* [Your goal] Output the data unchanged and complete, minus the images.

Stored items:
Start of Block

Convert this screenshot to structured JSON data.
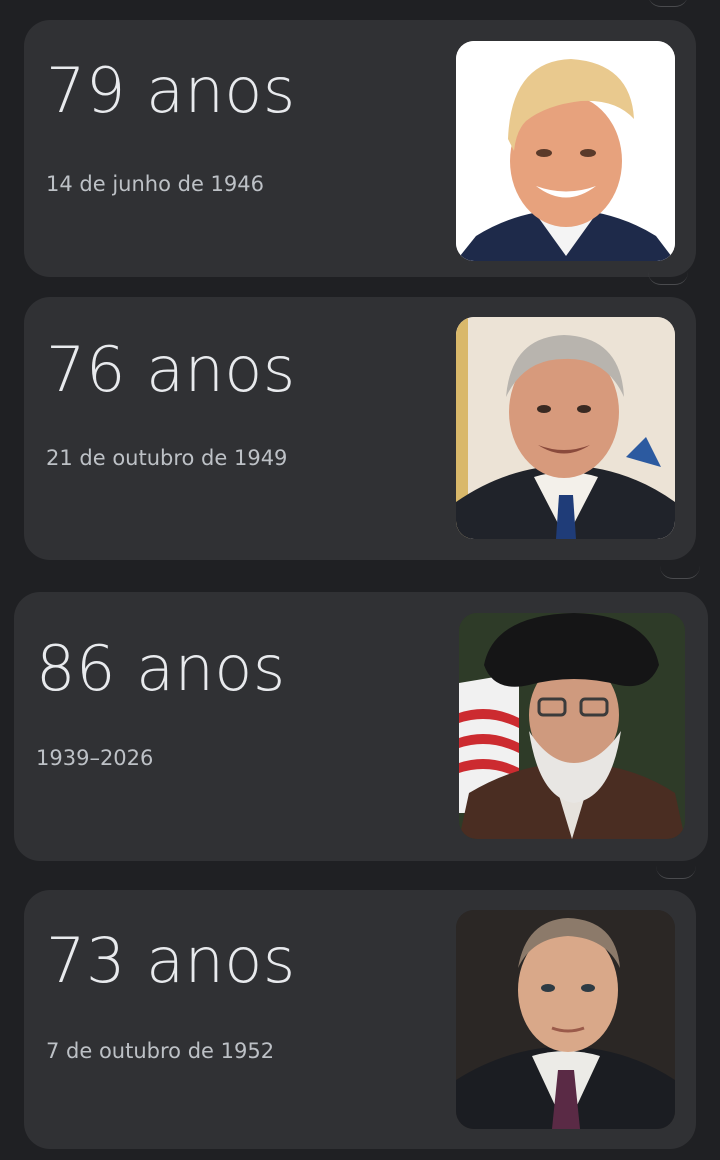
{
  "cards": [
    {
      "age": "79 anos",
      "date": "14 de junho de 1946",
      "photo_icon": "person-portrait-icon"
    },
    {
      "age": "76 anos",
      "date": "21 de outubro de 1949",
      "photo_icon": "person-portrait-icon"
    },
    {
      "age": "86 anos",
      "date": "1939–2026",
      "photo_icon": "person-portrait-icon"
    },
    {
      "age": "73 anos",
      "date": "7 de outubro de 1952",
      "photo_icon": "person-portrait-icon"
    }
  ],
  "colors": {
    "background": "#1f2023",
    "card": "#303134",
    "age_text": "#e8eaed",
    "date_text": "#bdc1c6"
  }
}
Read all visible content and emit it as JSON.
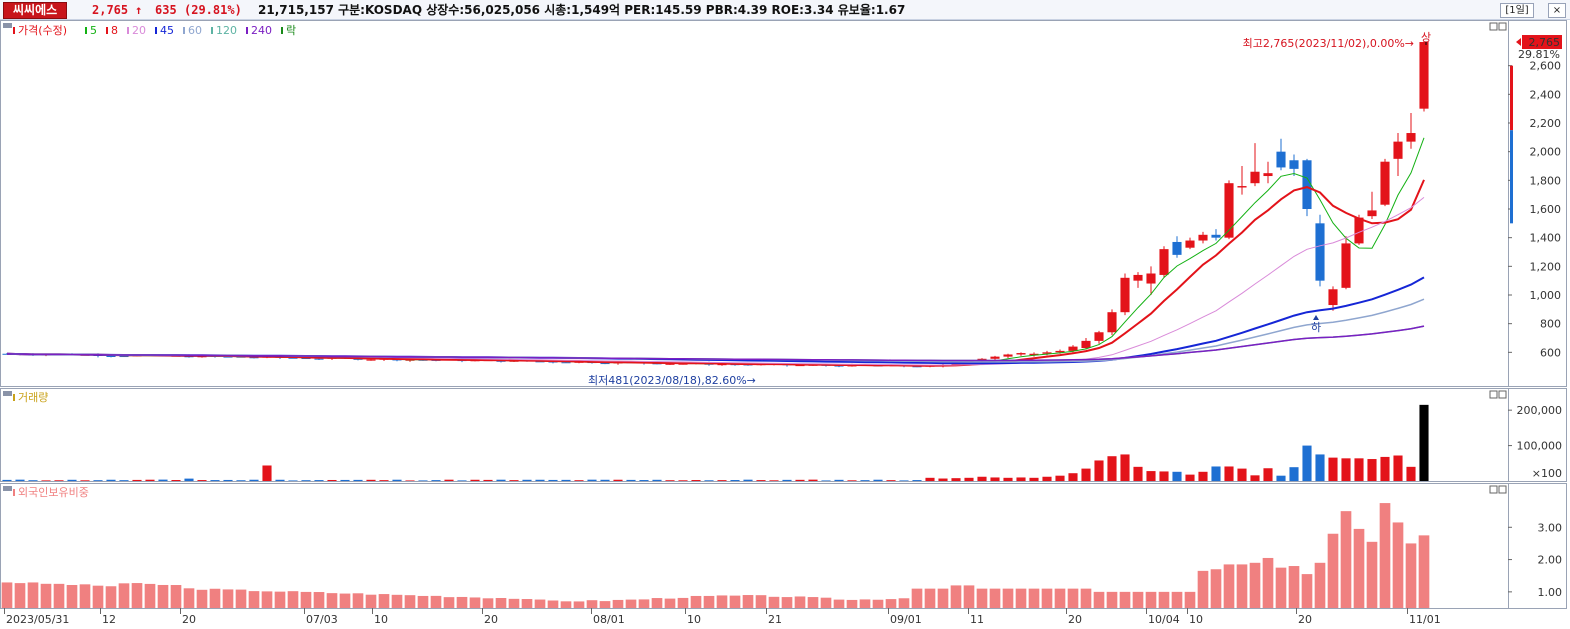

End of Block

* [Output for this task]
Convert this screenshot to structured JSON data.
{
  "cards": [
    {
      "age": "79 anos",
      "date": "14 de junho de 1946",
      "photo_icon": "person-portrait-icon"
    },
    {
      "age": "76 anos",
      "date": "21 de outubro de 1949",
      "photo_icon": "person-portrait-icon"
    },
    {
      "age": "86 anos",
      "date": "1939–2026",
      "photo_icon": "person-portrait-icon"
    },
    {
      "age": "73 anos",
      "date": "7 de outubro de 1952",
      "photo_icon": "person-portrait-icon"
    }
  ],
  "colors": {
    "background": "#1f2023",
    "card": "#303134",
    "age_text": "#e8eaed",
    "date_text": "#bdc1c6"
  }
}
Read all visible content and emit it as JSON.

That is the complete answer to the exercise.